Today, Hawthorn Heights is a shelter for kids in need of a safe place to stay. The home is utilized by juvenile court counselors in Jackson County, as well as the six other westernmost counties. Youth usually get referred to Hawthorn Heights when they are entering the juvenile justice system for the first time.
“Maybe they are truant, maybe they have a substance use charge, they’re starting to dabble with some substance use issues, undisciplined or ungovernable behavior, running away, sneaking out at night, those types of things,” said Long. “Typically our service is used for a place for children to come into our care, get some wrap-around services and support for the family and hopefully avoid them penetrating further into the juvenile justice system and ending up in detention.”
Hawthorn Heights partners with HIGHTS, referring youth there for substance use therapy. HIGHTS also offers outpatient therapy for children who need it that don’t already have access to a therapist.
“When we have a child in our care, we want to make sure that their health overall is cared for; we’re taking a look at everything,” said Long. “So often, children come in, they haven’t seen a dentist in several years, they haven’t been to a doctor, they may need eye glasses, so we’re taking them to medical appointments and therapy appointments and working with the schools to get them on track educationally. So our hope is to provide enough wrap-around services around that child and the family so that when they transition back home, they’re successful in the home.”
This year, Hawthorn Heights has provided 385 days of care for Jackson County youth, meaning 385 combined days in which youth are staying at the facility and being cared for.

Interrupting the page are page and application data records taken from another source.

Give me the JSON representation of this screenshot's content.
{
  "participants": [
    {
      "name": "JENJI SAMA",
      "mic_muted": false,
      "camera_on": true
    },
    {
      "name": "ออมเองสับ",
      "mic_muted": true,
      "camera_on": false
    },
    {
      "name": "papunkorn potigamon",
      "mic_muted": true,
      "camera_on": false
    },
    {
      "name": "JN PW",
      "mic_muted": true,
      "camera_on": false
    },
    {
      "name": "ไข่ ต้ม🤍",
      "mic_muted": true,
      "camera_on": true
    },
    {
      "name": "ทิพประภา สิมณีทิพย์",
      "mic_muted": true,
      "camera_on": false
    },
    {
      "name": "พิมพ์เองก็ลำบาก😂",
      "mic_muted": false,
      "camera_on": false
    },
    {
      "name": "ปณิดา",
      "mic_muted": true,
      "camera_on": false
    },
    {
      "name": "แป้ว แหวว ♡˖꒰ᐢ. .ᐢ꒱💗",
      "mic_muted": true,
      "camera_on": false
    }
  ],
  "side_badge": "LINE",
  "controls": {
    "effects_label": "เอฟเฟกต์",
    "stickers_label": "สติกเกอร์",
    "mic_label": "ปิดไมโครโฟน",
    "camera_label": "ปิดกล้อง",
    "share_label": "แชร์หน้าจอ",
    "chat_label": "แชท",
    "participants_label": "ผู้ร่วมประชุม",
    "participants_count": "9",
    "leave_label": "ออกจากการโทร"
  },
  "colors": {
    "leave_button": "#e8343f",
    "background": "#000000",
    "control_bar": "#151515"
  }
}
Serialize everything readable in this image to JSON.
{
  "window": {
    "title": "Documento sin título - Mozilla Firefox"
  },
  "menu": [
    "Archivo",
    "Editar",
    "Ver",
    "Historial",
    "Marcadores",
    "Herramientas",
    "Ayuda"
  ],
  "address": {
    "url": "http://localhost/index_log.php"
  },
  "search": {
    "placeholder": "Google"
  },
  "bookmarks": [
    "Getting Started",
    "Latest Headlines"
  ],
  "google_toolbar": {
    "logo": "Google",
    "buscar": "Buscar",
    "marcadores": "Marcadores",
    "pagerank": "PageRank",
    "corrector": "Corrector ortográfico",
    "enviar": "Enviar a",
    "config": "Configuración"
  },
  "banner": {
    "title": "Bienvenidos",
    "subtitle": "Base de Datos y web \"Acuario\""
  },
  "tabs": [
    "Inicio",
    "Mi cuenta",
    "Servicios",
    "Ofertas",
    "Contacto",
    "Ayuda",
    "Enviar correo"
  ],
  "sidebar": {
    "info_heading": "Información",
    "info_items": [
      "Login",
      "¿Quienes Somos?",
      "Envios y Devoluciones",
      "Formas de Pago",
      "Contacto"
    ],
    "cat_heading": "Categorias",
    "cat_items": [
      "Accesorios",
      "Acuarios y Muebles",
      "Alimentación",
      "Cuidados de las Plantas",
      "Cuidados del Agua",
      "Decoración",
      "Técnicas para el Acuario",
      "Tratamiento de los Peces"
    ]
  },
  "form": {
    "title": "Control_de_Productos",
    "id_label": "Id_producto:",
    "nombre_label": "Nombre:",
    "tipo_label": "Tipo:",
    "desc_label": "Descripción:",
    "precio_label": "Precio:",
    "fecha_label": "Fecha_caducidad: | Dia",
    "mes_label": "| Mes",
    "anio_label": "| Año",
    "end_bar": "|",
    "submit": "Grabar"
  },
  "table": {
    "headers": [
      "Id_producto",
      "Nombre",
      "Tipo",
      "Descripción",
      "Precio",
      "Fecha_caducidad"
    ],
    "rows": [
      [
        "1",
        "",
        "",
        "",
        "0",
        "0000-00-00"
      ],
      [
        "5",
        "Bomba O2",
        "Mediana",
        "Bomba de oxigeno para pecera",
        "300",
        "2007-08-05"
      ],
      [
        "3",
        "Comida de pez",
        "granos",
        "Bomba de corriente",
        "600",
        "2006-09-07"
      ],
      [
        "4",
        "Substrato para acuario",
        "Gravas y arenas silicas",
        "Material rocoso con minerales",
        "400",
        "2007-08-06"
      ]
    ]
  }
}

“I point that out because as far as diversion from actual incarceration, if we were just looking at the numbers themselves, those 380 days next year will represent over $50,000 of diversion, just diversion,” said Adams. “So obviously we want success rates and not coming back into the system, but the reality is financially, if you were to just look at the financial side of things, that diversion actually could pay for this entire program. More than this entire program.”
The county commission approved the funding plan unanimously.